U.S. Classification379/88.04, 709/225, 713/167, 376/352, 713/183, 707/694, 726/26, 713/150, 345/626, 348/14.01, 370/352, 379/220.01, 715/741, 709/227, 726/1, 455/411, 380/44, 713/186
International ClassificationG06F21/00, H04M1/64, H04L9/00
Cooperative ClassificationH04M3/51, H04M2203/6009, G06F21/6245
European ClassificationH04M3/51, G06F21/62B5
Legal Events
DateCodeEventDescription
Aug 14, 2012CCCertificate of correction
Aug 8, 2008ASAssignment

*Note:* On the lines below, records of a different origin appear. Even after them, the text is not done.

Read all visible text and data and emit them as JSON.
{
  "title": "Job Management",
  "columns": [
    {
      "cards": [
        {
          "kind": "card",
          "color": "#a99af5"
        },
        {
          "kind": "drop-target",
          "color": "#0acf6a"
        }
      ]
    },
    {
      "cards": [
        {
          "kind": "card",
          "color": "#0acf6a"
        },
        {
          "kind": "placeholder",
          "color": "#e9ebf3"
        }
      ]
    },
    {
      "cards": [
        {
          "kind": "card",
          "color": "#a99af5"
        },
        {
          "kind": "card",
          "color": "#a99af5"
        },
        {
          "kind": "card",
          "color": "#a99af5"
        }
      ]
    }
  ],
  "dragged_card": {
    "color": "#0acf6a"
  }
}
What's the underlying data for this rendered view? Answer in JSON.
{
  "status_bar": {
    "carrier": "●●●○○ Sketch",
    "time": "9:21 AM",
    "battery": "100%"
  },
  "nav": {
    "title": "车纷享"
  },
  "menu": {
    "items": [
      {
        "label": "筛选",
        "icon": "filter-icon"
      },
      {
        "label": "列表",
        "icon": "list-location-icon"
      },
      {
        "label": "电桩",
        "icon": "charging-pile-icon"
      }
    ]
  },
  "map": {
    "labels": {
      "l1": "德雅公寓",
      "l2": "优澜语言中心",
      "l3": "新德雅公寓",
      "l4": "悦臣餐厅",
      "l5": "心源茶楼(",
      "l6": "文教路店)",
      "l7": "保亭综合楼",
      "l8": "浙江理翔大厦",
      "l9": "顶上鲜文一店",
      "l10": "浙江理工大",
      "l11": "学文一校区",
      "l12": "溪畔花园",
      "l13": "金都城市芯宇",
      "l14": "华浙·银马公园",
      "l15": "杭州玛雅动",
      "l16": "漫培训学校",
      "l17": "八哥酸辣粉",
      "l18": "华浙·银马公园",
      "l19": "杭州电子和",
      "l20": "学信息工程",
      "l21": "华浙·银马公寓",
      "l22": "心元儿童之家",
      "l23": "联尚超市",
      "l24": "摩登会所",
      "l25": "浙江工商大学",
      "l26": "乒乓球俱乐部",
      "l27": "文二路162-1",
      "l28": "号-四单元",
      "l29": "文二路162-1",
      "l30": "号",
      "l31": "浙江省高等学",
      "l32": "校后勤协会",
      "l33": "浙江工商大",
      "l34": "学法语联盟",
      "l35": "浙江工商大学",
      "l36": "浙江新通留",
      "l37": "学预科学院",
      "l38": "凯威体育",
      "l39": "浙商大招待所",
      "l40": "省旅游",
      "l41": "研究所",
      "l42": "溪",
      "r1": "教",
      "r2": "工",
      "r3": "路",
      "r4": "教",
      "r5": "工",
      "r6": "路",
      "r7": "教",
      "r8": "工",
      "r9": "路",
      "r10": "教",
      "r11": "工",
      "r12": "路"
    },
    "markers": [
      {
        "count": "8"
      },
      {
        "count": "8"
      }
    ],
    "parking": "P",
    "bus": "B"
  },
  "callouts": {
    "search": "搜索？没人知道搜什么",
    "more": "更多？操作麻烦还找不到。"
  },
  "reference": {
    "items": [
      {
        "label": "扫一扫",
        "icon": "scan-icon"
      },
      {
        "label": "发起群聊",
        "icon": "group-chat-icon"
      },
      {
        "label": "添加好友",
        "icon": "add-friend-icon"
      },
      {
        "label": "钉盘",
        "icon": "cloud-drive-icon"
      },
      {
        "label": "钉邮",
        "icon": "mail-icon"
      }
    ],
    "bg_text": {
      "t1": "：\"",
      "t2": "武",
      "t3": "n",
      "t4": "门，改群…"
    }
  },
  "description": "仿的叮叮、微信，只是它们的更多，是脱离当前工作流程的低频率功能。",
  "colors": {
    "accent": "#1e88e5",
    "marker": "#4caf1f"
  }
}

Free format text: ASSIGNMENT OF ASSIGNORS INTEREST;ASSIGNORS:NARAYANAN, ANANTHA;CAVE, ELLIS K.;BLASZCZAK, BOGDAN;AND OTHERS;SIGNING DATES FROM 20080805 TO 20080806;REEL/FRAME:021363/0966
Owner name: INTERVOICE LIMITED PARTNERSHIP, NEVADA